[GIVEN RECORDS Boundary: Start]
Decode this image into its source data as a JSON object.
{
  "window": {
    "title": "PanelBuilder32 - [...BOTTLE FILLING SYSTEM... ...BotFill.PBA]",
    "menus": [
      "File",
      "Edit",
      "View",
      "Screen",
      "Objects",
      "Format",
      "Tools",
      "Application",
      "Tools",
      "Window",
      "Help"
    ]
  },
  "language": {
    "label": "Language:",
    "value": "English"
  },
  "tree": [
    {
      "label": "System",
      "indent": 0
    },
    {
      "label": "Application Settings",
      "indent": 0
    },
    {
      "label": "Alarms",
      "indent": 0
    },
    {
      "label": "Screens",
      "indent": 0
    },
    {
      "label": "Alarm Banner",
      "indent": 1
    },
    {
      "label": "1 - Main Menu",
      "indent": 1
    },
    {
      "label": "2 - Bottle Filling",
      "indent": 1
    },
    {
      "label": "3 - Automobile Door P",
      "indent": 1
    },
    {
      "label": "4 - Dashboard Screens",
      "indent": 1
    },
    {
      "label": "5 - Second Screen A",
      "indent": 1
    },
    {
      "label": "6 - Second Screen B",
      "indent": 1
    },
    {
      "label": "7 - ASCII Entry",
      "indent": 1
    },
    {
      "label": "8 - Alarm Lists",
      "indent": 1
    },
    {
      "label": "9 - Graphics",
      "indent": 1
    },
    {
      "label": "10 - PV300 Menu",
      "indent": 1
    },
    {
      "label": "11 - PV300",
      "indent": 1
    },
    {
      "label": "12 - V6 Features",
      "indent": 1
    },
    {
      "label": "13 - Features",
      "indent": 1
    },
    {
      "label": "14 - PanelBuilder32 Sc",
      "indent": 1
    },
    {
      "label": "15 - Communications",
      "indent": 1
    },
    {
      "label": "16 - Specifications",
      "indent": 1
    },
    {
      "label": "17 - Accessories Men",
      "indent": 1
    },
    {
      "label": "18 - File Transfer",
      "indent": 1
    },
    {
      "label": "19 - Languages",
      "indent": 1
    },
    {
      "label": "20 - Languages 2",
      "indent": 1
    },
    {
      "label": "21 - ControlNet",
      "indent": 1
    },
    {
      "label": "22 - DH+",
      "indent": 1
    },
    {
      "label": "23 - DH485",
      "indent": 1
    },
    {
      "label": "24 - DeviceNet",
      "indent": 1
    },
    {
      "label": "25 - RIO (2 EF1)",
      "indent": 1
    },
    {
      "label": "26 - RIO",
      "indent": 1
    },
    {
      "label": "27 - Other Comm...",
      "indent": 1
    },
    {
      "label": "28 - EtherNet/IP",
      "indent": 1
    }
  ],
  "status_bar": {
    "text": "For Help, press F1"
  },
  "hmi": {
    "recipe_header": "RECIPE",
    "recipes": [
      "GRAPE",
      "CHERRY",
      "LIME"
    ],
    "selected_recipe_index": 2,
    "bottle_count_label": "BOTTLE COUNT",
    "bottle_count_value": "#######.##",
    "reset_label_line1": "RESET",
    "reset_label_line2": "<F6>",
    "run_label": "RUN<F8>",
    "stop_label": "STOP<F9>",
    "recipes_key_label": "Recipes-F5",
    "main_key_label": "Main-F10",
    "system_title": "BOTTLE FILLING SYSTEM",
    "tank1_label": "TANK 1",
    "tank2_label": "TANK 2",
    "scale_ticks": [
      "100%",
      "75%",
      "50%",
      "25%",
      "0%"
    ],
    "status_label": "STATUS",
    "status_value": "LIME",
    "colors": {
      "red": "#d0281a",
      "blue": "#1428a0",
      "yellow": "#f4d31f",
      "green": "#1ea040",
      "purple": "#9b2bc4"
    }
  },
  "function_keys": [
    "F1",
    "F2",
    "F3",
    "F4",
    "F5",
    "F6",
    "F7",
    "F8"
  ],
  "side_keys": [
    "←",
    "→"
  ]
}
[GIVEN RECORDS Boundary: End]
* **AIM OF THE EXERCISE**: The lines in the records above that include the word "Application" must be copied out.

* **OUTPUT FOR THIS TASK**:
      "Application",
      "label": "Application Settings",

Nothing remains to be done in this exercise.